*** Opening Data records ***
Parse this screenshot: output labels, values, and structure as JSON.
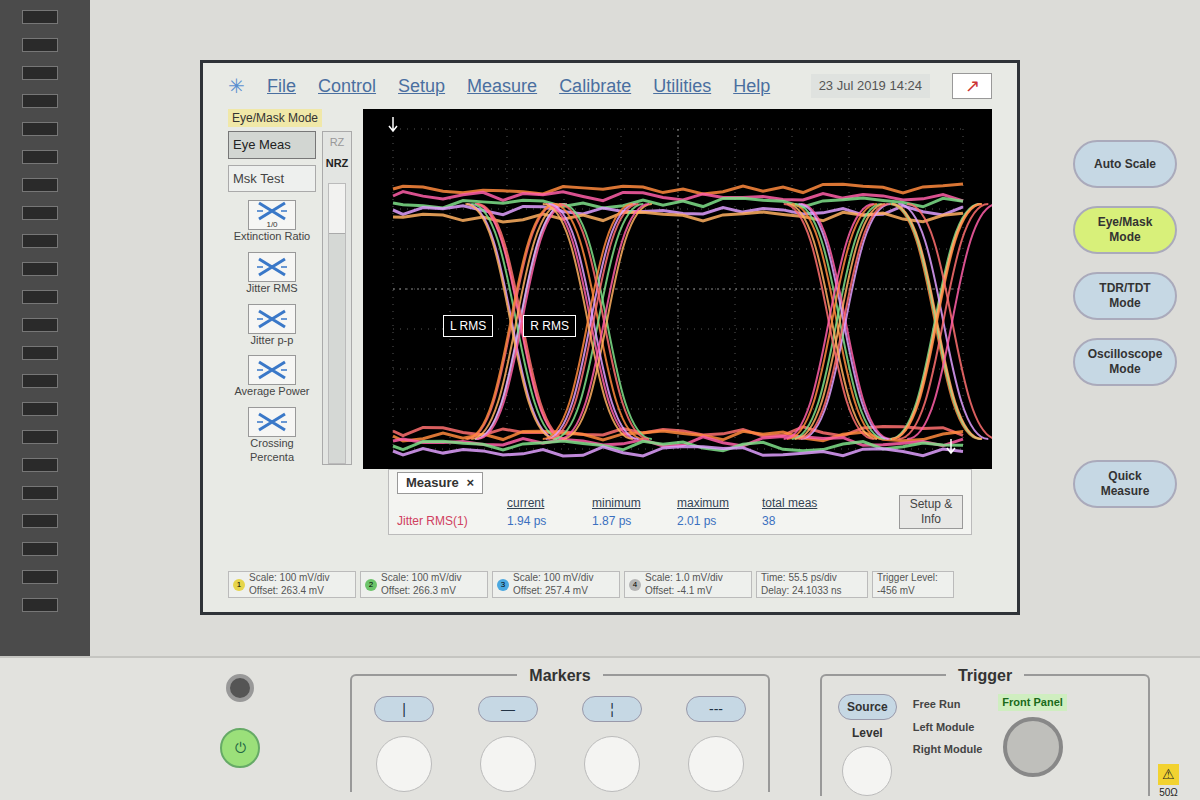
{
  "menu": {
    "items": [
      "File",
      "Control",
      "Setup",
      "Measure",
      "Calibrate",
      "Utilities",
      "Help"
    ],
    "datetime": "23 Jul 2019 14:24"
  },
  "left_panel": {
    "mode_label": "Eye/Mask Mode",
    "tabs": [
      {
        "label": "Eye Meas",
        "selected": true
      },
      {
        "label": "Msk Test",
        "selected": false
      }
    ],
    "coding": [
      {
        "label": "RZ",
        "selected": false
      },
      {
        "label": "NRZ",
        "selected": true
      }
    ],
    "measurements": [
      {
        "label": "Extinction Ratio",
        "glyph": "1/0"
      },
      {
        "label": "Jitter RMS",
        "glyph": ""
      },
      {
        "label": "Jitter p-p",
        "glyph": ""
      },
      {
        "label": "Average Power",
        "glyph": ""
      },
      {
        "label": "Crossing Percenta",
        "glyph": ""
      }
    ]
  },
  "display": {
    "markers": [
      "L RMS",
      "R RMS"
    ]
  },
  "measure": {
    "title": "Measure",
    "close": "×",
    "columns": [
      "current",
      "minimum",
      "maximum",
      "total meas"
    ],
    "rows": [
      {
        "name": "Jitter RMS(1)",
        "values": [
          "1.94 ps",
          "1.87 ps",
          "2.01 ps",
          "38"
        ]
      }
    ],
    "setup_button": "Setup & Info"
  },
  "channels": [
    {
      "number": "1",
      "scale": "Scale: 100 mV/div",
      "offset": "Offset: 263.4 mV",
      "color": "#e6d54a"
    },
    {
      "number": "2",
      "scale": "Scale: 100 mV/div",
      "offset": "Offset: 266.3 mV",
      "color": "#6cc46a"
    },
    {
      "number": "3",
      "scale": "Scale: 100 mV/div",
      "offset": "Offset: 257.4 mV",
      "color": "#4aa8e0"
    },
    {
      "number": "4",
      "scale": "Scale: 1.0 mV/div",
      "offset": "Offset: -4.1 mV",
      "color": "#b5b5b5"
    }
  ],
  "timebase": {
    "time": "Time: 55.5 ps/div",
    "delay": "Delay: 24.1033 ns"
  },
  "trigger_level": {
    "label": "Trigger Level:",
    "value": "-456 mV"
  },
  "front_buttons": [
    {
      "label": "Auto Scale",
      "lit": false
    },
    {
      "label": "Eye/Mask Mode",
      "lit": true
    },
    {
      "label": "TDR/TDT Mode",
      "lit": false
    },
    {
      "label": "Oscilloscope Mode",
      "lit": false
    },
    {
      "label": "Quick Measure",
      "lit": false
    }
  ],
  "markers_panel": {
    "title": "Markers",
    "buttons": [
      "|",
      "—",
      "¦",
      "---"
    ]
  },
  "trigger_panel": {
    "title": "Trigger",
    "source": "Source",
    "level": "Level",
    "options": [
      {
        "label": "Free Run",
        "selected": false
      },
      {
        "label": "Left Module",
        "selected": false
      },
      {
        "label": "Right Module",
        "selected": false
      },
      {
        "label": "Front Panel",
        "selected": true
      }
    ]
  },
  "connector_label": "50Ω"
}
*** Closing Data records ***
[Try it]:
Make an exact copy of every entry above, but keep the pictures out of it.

[Reply to the task]:
Parse this screenshot: output labels, values, and structure as JSON.
{
  "menu": {
    "items": [
      "File",
      "Control",
      "Setup",
      "Measure",
      "Calibrate",
      "Utilities",
      "Help"
    ],
    "datetime": "23 Jul 2019 14:24"
  },
  "left_panel": {
    "mode_label": "Eye/Mask Mode",
    "tabs": [
      {
        "label": "Eye Meas",
        "selected": true
      },
      {
        "label": "Msk Test",
        "selected": false
      }
    ],
    "coding": [
      {
        "label": "RZ",
        "selected": false
      },
      {
        "label": "NRZ",
        "selected": true
      }
    ],
    "measurements": [
      {
        "label": "Extinction Ratio",
        "glyph": "1/0"
      },
      {
        "label": "Jitter RMS",
        "glyph": ""
      },
      {
        "label": "Jitter p-p",
        "glyph": ""
      },
      {
        "label": "Average Power",
        "glyph": ""
      },
      {
        "label": "Crossing Percenta",
        "glyph": ""
      }
    ]
  },
  "display": {
    "markers": [
      "L RMS",
      "R RMS"
    ]
  },
  "measure": {
    "title": "Measure",
    "close": "×",
    "columns": [
      "current",
      "minimum",
      "maximum",
      "total meas"
    ],
    "rows": [
      {
        "name": "Jitter RMS(1)",
        "values": [
          "1.94 ps",
          "1.87 ps",
          "2.01 ps",
          "38"
        ]
      }
    ],
    "setup_button": "Setup & Info"
  },
  "channels": [
    {
      "number": "1",
      "scale": "Scale: 100 mV/div",
      "offset": "Offset: 263.4 mV",
      "color": "#e6d54a"
    },
    {
      "number": "2",
      "scale": "Scale: 100 mV/div",
      "offset": "Offset: 266.3 mV",
      "color": "#6cc46a"
    },
    {
      "number": "3",
      "scale": "Scale: 100 mV/div",
      "offset": "Offset: 257.4 mV",
      "color": "#4aa8e0"
    },
    {
      "number": "4",
      "scale": "Scale: 1.0 mV/div",
      "offset": "Offset: -4.1 mV",
      "color": "#b5b5b5"
    }
  ],
  "timebase": {
    "time": "Time: 55.5 ps/div",
    "delay": "Delay: 24.1033 ns"
  },
  "trigger_level": {
    "label": "Trigger Level:",
    "value": "-456 mV"
  },
  "front_buttons": [
    {
      "label": "Auto Scale",
      "lit": false
    },
    {
      "label": "Eye/Mask Mode",
      "lit": true
    },
    {
      "label": "TDR/TDT Mode",
      "lit": false
    },
    {
      "label": "Oscilloscope Mode",
      "lit": false
    },
    {
      "label": "Quick Measure",
      "lit": false
    }
  ],
  "markers_panel": {
    "title": "Markers",
    "buttons": [
      "|",
      "—",
      "¦",
      "---"
    ]
  },
  "trigger_panel": {
    "title": "Trigger",
    "source": "Source",
    "level": "Level",
    "options": [
      {
        "label": "Free Run",
        "selected": false
      },
      {
        "label": "Left Module",
        "selected": false
      },
      {
        "label": "Right Module",
        "selected": false
      },
      {
        "label": "Front Panel",
        "selected": true
      }
    ]
  },
  "connector_label": "50Ω"
}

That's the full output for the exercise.